  • Efficiency:

    • Is the monopolistically competitive firm Pareto Efficient? That is, at xMC is net social surplus maximized? Does $MB=$MC at xMC?

      • answer: No.

    • Is the monopolistically competitive firm productively efficient? Does the firm operate at minimum efficient scale?

      • answer: NO! There is “excess capacity.”

    • Is this “excess capacity” bad?

    • Isn’t variety really the spice of life?

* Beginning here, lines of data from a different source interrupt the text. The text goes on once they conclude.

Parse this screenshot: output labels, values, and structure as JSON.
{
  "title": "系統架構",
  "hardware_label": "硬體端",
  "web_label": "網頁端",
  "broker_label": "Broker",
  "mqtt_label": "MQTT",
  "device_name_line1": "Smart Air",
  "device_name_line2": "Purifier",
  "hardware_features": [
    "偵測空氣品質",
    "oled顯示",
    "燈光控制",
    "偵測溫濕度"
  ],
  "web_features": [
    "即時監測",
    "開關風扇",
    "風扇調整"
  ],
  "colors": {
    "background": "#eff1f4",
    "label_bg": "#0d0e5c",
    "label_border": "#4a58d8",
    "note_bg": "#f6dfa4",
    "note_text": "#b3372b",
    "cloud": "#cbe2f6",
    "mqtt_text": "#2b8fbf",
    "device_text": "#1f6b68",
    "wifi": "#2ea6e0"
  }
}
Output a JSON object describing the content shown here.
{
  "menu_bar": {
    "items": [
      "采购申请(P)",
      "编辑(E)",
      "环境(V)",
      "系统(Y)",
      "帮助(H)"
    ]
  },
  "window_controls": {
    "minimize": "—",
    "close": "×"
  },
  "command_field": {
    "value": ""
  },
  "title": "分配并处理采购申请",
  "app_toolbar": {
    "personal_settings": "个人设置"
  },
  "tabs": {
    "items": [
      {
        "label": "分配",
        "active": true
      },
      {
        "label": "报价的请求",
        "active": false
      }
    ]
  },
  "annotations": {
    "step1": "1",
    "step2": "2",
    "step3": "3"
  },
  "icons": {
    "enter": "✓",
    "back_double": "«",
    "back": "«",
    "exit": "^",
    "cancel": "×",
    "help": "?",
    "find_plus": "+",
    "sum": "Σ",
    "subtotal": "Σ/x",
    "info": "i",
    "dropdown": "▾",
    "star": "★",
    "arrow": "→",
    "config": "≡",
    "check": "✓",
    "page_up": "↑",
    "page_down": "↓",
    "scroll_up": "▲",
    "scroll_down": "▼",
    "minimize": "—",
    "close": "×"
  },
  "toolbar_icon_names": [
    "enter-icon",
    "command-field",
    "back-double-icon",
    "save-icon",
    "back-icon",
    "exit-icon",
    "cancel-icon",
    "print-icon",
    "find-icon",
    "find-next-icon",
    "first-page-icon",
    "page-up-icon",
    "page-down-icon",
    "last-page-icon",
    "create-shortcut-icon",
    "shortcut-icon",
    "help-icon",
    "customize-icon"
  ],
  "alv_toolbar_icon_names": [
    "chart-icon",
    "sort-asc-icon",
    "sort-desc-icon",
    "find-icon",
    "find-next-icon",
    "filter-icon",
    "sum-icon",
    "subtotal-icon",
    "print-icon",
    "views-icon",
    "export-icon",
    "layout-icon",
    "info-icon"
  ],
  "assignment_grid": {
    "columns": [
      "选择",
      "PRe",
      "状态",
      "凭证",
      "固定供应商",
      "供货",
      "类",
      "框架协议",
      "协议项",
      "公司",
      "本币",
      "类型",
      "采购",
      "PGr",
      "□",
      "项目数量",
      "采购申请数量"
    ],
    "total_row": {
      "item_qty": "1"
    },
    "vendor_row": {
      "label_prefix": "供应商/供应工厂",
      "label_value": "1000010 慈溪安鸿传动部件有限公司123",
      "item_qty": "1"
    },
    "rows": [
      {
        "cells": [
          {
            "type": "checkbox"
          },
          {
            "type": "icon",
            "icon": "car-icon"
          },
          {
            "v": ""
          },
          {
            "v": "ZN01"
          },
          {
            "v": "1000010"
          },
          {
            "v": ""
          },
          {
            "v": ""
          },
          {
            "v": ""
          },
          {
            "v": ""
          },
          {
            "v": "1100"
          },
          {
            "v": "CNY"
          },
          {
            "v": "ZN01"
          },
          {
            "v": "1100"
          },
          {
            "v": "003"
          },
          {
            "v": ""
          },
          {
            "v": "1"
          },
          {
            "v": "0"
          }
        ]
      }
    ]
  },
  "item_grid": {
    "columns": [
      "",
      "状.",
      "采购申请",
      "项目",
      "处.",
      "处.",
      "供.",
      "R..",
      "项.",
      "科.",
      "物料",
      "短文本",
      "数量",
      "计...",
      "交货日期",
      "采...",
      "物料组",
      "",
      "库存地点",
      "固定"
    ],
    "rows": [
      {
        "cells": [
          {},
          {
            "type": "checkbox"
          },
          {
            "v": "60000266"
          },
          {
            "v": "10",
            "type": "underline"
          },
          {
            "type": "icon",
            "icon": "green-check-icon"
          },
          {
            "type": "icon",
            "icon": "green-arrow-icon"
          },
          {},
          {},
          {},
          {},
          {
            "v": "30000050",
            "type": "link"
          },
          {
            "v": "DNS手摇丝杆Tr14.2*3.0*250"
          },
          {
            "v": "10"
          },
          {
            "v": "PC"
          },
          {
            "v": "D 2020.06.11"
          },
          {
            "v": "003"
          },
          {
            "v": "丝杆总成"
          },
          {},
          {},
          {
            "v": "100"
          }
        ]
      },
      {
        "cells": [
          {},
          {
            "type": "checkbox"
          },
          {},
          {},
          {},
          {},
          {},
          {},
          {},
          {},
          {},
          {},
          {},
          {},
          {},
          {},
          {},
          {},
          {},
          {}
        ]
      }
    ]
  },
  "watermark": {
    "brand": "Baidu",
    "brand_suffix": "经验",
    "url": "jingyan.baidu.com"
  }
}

  • Don’t forget there’s always equity to consider, too.